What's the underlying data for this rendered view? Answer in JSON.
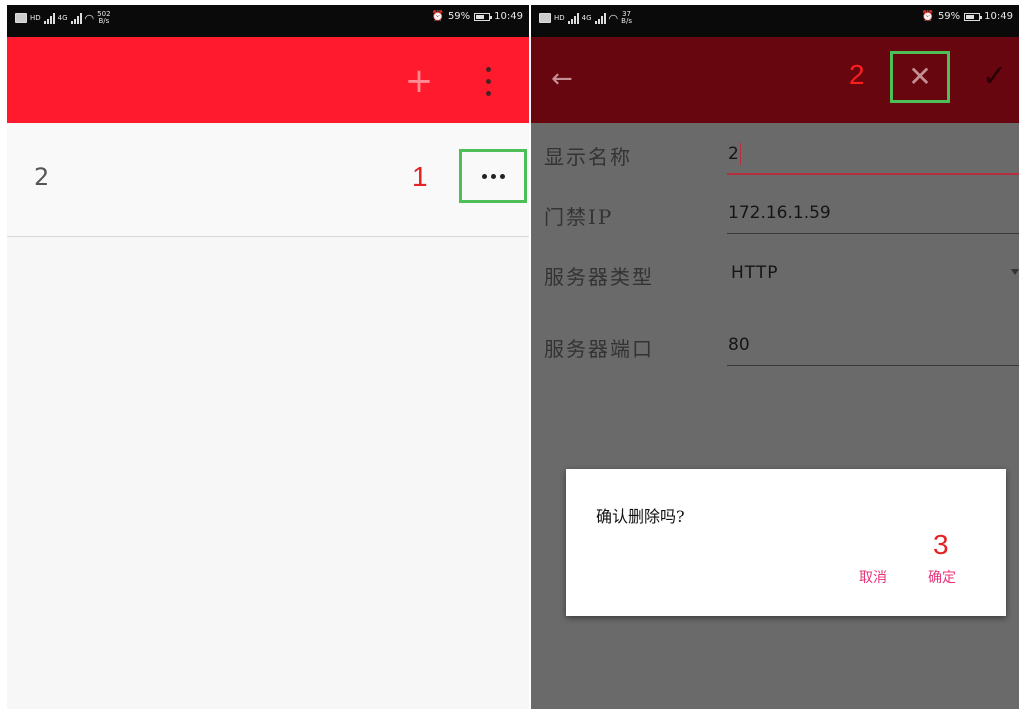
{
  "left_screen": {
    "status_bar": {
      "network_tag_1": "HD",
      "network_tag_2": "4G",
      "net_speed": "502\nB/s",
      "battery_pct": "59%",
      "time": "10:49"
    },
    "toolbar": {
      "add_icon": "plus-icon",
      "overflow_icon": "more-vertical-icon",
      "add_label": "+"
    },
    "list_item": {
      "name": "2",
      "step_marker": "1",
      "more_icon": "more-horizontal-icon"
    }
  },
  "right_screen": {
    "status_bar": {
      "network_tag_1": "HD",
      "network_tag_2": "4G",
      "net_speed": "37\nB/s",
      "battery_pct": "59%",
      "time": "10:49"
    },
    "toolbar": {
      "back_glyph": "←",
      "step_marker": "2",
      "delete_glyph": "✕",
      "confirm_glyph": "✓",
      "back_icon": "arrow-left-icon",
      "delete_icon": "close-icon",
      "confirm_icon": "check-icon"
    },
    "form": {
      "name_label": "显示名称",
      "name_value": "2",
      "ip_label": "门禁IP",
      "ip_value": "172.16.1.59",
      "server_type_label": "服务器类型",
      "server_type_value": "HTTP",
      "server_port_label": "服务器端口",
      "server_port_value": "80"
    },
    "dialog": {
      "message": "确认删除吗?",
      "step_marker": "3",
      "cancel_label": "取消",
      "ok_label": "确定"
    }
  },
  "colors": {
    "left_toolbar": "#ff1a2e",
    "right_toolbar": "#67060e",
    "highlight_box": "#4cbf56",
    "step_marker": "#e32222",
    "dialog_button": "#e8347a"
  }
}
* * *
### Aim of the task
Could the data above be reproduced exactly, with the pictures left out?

### Output of the task
What's the underlying data for this rendered view? Answer in JSON.
{
  "left_screen": {
    "status_bar": {
      "network_tag_1": "HD",
      "network_tag_2": "4G",
      "net_speed": "502\nB/s",
      "battery_pct": "59%",
      "time": "10:49"
    },
    "toolbar": {
      "add_icon": "plus-icon",
      "overflow_icon": "more-vertical-icon",
      "add_label": "+"
    },
    "list_item": {
      "name": "2",
      "step_marker": "1",
      "more_icon": "more-horizontal-icon"
    }
  },
  "right_screen": {
    "status_bar": {
      "network_tag_1": "HD",
      "network_tag_2": "4G",
      "net_speed": "37\nB/s",
      "battery_pct": "59%",
      "time": "10:49"
    },
    "toolbar": {
      "back_glyph": "←",
      "step_marker": "2",
      "delete_glyph": "✕",
      "confirm_glyph": "✓",
      "back_icon": "arrow-left-icon",
      "delete_icon": "close-icon",
      "confirm_icon": "check-icon"
    },
    "form": {
      "name_label": "显示名称",
      "name_value": "2",
      "ip_label": "门禁IP",
      "ip_value": "172.16.1.59",
      "server_type_label": "服务器类型",
      "server_type_value": "HTTP",
      "server_port_label": "服务器端口",
      "server_port_value": "80"
    },
    "dialog": {
      "message": "确认删除吗?",
      "step_marker": "3",
      "cancel_label": "取消",
      "ok_label": "确定"
    }
  },
  "colors": {
    "left_toolbar": "#ff1a2e",
    "right_toolbar": "#67060e",
    "highlight_box": "#4cbf56",
    "step_marker": "#e32222",
    "dialog_button": "#e8347a"
  }
}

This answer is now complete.